Another afternoon wandering Tempelhofer Feld with my camera. After yesterday’s messing around, I did some reading the fucking manual to remind myself how to use an expensive camera and lens. And I learned the 16-80mm F4 lens can also do passable macro at the zoomed end. Which obviously I like, especially if I ever go back to a museum and shoot art.

First stop, the skate park, for some boyz and lads doing ollies and kickflips. And took probably the photo of the day: someone doing a 360. Bit of a walk, bit of a sitdown to work out what buttons I’d pushed and why camera was being weird (accidentally nudged the dial to HDR), shot some cyclists in full aero TT mode. More walking and almost stomped on spring flowers being highly ostentatious, which is where I tested out exactly how macro can I go? Actually very, and the detail is mad.

More walking and got told to smile by some gormless wanker. Joke’s on you, dickhead, I already was.

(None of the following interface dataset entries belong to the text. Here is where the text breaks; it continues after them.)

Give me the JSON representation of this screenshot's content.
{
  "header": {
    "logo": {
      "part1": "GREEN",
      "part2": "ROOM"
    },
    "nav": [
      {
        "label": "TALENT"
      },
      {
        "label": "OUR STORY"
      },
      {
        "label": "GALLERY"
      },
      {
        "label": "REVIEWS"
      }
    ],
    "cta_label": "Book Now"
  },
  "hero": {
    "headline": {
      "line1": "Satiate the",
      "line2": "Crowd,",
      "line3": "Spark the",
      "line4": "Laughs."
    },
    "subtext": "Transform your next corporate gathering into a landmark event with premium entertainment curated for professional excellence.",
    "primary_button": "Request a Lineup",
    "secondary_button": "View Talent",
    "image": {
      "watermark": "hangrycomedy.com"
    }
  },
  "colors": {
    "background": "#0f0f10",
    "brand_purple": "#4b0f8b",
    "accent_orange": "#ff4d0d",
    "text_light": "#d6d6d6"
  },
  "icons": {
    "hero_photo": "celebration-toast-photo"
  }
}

More walking and these Skylarks were getting well rowdy. And fully not afraid of people, so I just stood there while one came right up scratching for a feed. Photo wasn’t so good though, but once again, yay zoom. And then took a photo of the almost full moon, which I looked at when I got home, and insane detail zooming in in the raw image, the mare are clearly visible, as are the bright craters and rays of Tycho, Copernicus, Kepler, and even Aristarchus. That’s hand-held auto-focus, in daylight with a heap of haze and high cloud, and the moon about 25° above the horizon.